* **Extracted information**
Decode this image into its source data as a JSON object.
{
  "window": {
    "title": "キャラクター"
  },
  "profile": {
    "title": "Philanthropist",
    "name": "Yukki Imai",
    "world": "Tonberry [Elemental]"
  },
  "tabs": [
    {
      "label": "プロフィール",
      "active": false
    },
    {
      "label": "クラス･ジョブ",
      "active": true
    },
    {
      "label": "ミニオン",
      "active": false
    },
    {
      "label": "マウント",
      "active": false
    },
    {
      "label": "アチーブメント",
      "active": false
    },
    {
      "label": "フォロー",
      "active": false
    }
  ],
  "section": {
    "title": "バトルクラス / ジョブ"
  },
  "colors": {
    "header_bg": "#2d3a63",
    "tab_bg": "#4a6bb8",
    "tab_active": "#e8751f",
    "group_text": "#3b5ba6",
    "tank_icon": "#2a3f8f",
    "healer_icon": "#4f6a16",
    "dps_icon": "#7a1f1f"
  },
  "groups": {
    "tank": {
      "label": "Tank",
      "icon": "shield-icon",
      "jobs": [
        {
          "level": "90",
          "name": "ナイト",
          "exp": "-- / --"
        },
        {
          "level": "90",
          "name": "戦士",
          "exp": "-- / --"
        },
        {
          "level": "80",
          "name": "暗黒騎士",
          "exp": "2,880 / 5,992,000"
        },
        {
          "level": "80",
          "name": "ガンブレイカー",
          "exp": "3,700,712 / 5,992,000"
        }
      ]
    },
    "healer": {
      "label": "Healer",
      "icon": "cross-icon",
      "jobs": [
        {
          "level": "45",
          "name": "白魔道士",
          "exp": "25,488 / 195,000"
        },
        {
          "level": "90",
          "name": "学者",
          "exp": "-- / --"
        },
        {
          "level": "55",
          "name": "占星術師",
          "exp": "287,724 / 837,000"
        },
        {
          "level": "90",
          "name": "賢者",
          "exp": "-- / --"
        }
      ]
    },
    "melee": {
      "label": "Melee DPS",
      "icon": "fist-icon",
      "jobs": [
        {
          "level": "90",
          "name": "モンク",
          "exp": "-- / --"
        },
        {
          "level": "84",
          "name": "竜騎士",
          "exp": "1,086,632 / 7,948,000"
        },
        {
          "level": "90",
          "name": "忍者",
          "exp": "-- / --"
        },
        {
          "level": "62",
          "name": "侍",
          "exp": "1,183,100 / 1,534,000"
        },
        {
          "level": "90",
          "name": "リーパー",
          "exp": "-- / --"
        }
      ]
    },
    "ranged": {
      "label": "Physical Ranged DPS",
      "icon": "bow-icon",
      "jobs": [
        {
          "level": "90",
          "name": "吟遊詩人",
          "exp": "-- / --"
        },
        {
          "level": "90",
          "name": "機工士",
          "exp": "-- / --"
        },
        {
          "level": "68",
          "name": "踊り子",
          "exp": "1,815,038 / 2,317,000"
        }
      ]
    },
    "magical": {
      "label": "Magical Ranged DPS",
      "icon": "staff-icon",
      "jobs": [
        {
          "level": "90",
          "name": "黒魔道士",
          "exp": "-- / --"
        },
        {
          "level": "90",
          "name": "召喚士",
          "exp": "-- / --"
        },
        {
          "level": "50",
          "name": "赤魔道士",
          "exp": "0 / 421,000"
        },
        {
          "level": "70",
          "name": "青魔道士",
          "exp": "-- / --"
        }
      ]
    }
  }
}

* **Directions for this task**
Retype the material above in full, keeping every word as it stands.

* **Output**
Decode this image into its source data as a JSON object.
{
  "window": {
    "title": "キャラクター"
  },
  "profile": {
    "title": "Philanthropist",
    "name": "Yukki Imai",
    "world": "Tonberry [Elemental]"
  },
  "tabs": [
    {
      "label": "プロフィール",
      "active": false
    },
    {
      "label": "クラス･ジョブ",
      "active": true
    },
    {
      "label": "ミニオン",
      "active": false
    },
    {
      "label": "マウント",
      "active": false
    },
    {
      "label": "アチーブメント",
      "active": false
    },
    {
      "label": "フォロー",
      "active": false
    }
  ],
  "section": {
    "title": "バトルクラス / ジョブ"
  },
  "colors": {
    "header_bg": "#2d3a63",
    "tab_bg": "#4a6bb8",
    "tab_active": "#e8751f",
    "group_text": "#3b5ba6",
    "tank_icon": "#2a3f8f",
    "healer_icon": "#4f6a16",
    "dps_icon": "#7a1f1f"
  },
  "groups": {
    "tank": {
      "label": "Tank",
      "icon": "shield-icon",
      "jobs": [
        {
          "level": "90",
          "name": "ナイト",
          "exp": "-- / --"
        },
        {
          "level": "90",
          "name": "戦士",
          "exp": "-- / --"
        },
        {
          "level": "80",
          "name": "暗黒騎士",
          "exp": "2,880 / 5,992,000"
        },
        {
          "level": "80",
          "name": "ガンブレイカー",
          "exp": "3,700,712 / 5,992,000"
        }
      ]
    },
    "healer": {
      "label": "Healer",
      "icon": "cross-icon",
      "jobs": [
        {
          "level": "45",
          "name": "白魔道士",
          "exp": "25,488 / 195,000"
        },
        {
          "level": "90",
          "name": "学者",
          "exp": "-- / --"
        },
        {
          "level": "55",
          "name": "占星術師",
          "exp": "287,724 / 837,000"
        },
        {
          "level": "90",
          "name": "賢者",
          "exp": "-- / --"
        }
      ]
    },
    "melee": {
      "label": "Melee DPS",
      "icon": "fist-icon",
      "jobs": [
        {
          "level": "90",
          "name": "モンク",
          "exp": "-- / --"
        },
        {
          "level": "84",
          "name": "竜騎士",
          "exp": "1,086,632 / 7,948,000"
        },
        {
          "level": "90",
          "name": "忍者",
          "exp": "-- / --"
        },
        {
          "level": "62",
          "name": "侍",
          "exp": "1,183,100 / 1,534,000"
        },
        {
          "level": "90",
          "name": "リーパー",
          "exp": "-- / --"
        }
      ]
    },
    "ranged": {
      "label": "Physical Ranged DPS",
      "icon": "bow-icon",
      "jobs": [
        {
          "level": "90",
          "name": "吟遊詩人",
          "exp": "-- / --"
        },
        {
          "level": "90",
          "name": "機工士",
          "exp": "-- / --"
        },
        {
          "level": "68",
          "name": "踊り子",
          "exp": "1,815,038 / 2,317,000"
        }
      ]
    },
    "magical": {
      "label": "Magical Ranged DPS",
      "icon": "staff-icon",
      "jobs": [
        {
          "level": "90",
          "name": "黒魔道士",
          "exp": "-- / --"
        },
        {
          "level": "90",
          "name": "召喚士",
          "exp": "-- / --"
        },
        {
          "level": "50",
          "name": "赤魔道士",
          "exp": "0 / 421,000"
        },
        {
          "level": "70",
          "name": "青魔道士",
          "exp": "-- / --"
        }
      ]
    }
  }
}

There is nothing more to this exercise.